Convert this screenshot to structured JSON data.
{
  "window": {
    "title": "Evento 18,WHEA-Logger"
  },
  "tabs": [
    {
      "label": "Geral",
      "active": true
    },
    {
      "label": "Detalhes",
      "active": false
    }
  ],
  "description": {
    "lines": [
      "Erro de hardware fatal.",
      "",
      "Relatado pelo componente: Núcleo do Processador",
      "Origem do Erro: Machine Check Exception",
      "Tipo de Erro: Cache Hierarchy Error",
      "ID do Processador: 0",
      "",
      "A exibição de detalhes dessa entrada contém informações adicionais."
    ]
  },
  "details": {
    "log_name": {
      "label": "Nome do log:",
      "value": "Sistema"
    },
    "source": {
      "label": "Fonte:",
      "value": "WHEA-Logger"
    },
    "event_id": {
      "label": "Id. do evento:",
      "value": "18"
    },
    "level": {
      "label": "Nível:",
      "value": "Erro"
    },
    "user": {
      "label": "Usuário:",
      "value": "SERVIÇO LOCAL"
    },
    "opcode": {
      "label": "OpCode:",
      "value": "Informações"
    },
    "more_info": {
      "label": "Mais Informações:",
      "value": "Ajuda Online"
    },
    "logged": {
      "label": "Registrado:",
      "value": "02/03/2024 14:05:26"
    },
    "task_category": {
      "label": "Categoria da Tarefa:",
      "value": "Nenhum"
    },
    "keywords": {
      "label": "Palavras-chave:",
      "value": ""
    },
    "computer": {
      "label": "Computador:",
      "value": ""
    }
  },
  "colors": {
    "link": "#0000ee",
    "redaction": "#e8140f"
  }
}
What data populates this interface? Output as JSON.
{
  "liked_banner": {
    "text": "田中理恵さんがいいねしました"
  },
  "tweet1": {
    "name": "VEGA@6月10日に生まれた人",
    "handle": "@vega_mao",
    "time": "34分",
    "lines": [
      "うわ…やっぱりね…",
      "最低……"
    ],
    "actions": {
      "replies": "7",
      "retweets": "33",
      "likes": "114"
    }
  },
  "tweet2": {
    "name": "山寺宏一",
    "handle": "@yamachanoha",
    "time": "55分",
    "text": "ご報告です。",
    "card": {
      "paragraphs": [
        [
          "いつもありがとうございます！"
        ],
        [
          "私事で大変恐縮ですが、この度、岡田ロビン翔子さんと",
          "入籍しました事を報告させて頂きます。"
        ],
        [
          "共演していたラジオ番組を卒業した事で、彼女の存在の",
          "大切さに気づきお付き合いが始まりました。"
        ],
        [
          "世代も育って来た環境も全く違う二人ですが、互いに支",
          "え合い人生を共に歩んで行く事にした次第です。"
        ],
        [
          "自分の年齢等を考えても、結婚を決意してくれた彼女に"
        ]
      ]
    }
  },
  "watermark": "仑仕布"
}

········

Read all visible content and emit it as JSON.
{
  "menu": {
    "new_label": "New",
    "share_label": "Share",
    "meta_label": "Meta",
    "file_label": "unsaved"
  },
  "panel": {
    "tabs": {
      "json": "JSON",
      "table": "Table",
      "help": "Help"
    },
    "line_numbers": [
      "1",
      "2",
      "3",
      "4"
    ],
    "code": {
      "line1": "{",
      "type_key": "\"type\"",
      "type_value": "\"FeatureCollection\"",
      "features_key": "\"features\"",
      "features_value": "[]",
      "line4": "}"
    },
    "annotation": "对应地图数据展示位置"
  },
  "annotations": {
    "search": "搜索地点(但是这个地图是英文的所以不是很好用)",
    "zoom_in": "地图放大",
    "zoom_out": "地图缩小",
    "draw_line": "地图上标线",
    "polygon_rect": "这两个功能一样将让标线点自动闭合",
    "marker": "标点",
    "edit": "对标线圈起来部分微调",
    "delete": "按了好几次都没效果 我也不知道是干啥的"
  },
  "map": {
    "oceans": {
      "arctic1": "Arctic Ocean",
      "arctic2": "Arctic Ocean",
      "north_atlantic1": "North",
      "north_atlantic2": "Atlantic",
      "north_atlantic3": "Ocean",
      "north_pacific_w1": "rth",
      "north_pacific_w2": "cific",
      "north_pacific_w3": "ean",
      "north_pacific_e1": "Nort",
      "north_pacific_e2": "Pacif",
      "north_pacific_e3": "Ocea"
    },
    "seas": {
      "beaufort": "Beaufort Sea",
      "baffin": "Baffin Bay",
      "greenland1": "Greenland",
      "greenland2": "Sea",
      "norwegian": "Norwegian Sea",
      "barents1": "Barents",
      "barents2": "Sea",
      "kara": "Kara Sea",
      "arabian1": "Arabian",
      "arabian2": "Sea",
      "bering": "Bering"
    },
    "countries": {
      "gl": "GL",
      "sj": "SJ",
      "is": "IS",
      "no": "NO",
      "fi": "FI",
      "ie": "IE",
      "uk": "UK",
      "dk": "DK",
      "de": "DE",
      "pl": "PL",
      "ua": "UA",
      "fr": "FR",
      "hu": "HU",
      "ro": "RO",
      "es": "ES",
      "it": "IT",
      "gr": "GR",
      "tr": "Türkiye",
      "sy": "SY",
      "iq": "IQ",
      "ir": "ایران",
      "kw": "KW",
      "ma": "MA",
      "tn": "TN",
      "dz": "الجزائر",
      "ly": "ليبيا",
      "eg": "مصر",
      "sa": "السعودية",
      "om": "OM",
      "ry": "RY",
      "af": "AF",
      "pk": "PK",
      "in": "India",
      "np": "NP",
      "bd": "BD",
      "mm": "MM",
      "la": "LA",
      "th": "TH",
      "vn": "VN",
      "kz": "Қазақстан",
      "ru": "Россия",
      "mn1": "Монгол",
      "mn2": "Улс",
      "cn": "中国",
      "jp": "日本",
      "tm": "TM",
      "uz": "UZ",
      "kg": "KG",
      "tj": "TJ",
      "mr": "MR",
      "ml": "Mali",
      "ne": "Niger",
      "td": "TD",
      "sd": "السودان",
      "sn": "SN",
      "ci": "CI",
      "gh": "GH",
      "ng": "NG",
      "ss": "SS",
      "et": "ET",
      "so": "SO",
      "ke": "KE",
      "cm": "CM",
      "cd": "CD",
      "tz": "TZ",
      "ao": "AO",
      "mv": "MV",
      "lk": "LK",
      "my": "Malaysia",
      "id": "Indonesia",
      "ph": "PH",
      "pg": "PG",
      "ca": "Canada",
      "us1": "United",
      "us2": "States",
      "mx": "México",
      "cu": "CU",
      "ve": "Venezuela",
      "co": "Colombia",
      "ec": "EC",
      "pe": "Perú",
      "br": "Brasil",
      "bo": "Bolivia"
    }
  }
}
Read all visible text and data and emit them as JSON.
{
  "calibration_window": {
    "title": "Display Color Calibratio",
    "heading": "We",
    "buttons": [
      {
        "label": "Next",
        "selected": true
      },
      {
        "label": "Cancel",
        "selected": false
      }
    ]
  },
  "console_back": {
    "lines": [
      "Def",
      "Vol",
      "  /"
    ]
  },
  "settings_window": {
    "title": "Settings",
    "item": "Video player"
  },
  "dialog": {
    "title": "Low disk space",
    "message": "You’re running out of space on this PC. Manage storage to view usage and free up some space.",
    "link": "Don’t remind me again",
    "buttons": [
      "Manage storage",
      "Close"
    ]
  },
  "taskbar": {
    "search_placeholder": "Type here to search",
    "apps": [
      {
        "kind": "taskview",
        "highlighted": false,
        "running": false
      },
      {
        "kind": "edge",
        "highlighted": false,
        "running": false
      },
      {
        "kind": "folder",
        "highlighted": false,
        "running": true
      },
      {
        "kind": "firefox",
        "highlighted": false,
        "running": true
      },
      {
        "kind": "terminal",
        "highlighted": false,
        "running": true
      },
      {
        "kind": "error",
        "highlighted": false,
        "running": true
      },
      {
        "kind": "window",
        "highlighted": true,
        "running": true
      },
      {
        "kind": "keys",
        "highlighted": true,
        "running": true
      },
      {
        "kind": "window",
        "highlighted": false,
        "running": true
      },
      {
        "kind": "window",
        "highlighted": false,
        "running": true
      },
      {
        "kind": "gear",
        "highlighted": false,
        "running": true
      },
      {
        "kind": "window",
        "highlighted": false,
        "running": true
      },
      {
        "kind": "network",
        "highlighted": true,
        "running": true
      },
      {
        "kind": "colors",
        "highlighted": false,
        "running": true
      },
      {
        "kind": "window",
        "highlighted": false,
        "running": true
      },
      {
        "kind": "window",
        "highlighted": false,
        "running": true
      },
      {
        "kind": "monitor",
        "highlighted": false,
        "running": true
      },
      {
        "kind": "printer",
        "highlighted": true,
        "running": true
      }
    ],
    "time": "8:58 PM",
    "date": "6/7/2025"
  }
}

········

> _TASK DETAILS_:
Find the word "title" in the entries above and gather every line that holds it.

> _YOUR RESPONSE_:
    "title": "Evento 18,WHEA-Logger"
    "title": "Display Color Calibratio",
    "title": "Settings",
    "title": "Low disk space",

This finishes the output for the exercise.